— Stored data —
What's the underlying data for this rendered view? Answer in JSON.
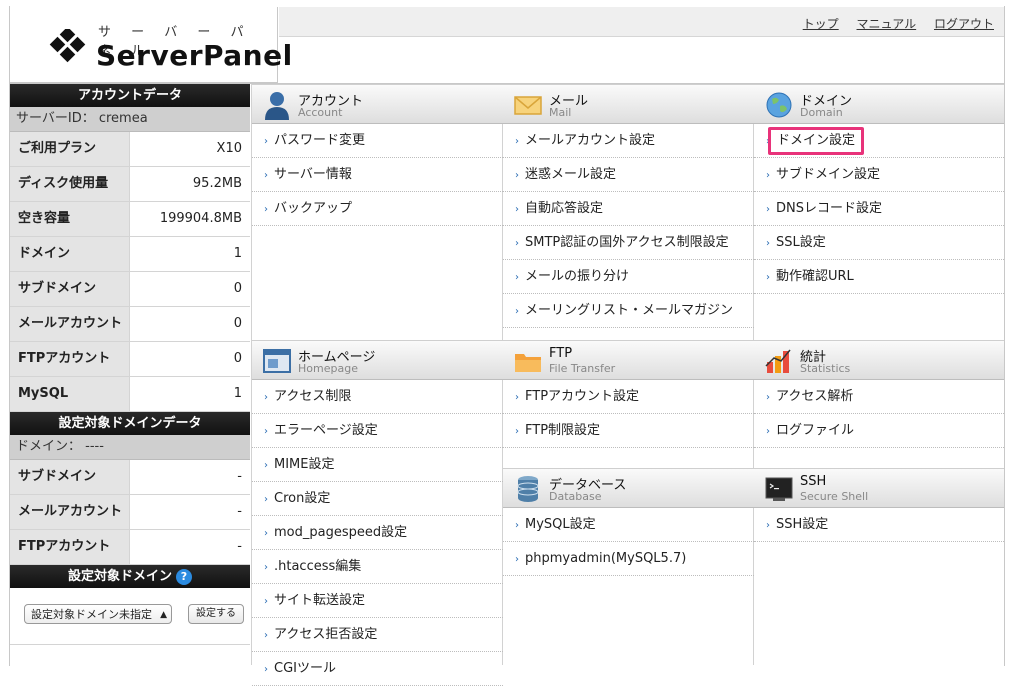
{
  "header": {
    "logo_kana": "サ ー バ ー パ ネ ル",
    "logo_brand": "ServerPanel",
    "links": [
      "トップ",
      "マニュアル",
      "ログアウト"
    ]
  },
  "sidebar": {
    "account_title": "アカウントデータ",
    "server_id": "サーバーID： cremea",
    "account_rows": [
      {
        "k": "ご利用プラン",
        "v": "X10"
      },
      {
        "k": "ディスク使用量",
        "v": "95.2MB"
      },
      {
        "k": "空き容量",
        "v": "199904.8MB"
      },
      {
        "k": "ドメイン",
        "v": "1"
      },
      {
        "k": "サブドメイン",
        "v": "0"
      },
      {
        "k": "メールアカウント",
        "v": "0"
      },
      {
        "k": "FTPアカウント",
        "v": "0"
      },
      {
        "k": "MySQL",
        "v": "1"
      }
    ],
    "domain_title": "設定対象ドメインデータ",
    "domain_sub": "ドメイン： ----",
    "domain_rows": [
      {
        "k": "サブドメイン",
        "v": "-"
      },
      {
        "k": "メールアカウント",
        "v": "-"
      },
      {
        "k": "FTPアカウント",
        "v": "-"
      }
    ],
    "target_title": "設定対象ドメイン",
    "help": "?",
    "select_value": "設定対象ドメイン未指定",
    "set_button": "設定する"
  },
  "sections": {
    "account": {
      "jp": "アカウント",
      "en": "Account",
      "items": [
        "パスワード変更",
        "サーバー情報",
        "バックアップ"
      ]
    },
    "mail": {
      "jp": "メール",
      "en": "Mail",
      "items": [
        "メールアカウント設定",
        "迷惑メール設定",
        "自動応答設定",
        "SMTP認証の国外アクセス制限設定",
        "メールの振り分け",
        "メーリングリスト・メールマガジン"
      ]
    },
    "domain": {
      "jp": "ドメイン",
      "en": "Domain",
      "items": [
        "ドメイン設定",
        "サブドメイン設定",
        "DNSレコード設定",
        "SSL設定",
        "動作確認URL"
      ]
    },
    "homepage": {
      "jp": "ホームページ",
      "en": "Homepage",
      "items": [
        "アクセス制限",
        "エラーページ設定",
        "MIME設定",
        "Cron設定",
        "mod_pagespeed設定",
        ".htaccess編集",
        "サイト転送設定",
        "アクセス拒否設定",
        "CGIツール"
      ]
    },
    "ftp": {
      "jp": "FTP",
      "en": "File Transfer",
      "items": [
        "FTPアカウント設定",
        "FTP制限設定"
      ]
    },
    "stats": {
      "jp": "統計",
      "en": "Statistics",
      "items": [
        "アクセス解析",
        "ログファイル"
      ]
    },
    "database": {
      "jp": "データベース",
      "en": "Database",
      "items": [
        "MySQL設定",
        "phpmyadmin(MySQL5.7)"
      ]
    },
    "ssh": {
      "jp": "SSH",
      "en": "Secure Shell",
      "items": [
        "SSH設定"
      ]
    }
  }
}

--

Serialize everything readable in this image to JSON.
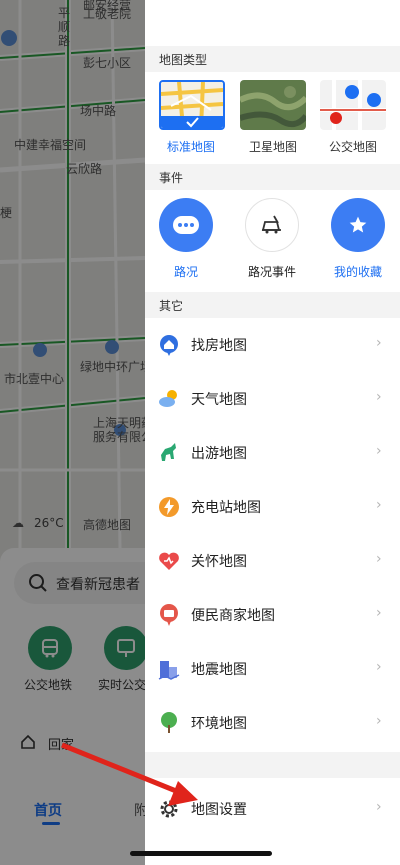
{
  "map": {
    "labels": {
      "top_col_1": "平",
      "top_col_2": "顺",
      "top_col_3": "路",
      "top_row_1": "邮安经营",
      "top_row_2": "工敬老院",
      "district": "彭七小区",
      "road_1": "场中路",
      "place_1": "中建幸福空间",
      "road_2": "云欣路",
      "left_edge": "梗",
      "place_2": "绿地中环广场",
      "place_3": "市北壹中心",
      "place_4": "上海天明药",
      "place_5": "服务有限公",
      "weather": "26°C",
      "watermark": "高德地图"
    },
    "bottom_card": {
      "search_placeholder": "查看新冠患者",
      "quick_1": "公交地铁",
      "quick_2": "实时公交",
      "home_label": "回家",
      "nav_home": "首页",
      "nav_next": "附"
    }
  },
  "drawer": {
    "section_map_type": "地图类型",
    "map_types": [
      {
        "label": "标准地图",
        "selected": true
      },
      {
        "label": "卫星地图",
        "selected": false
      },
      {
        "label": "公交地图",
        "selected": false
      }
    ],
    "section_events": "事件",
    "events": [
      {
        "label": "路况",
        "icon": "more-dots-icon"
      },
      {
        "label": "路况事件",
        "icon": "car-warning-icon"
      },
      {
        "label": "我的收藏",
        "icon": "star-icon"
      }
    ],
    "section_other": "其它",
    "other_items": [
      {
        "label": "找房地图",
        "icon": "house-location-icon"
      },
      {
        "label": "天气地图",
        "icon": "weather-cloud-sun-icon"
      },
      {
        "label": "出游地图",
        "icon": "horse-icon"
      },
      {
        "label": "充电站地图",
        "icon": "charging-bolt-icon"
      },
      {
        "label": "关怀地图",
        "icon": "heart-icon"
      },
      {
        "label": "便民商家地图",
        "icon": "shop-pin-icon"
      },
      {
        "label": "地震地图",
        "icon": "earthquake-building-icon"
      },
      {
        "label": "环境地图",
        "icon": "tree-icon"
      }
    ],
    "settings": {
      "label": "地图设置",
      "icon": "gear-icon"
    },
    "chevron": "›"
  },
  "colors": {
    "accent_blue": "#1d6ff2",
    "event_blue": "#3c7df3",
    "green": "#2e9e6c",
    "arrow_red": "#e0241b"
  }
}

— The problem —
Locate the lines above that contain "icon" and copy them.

— Solution to the problem —
        "icon": "more-dots-icon"
        "icon": "car-warning-icon"
        "icon": "star-icon"
        "icon": "house-location-icon"
        "icon": "weather-cloud-sun-icon"
        "icon": "horse-icon"
        "icon": "charging-bolt-icon"
        "icon": "heart-icon"
        "icon": "shop-pin-icon"
        "icon": "earthquake-building-icon"
        "icon": "tree-icon"
      "icon": "gear-icon"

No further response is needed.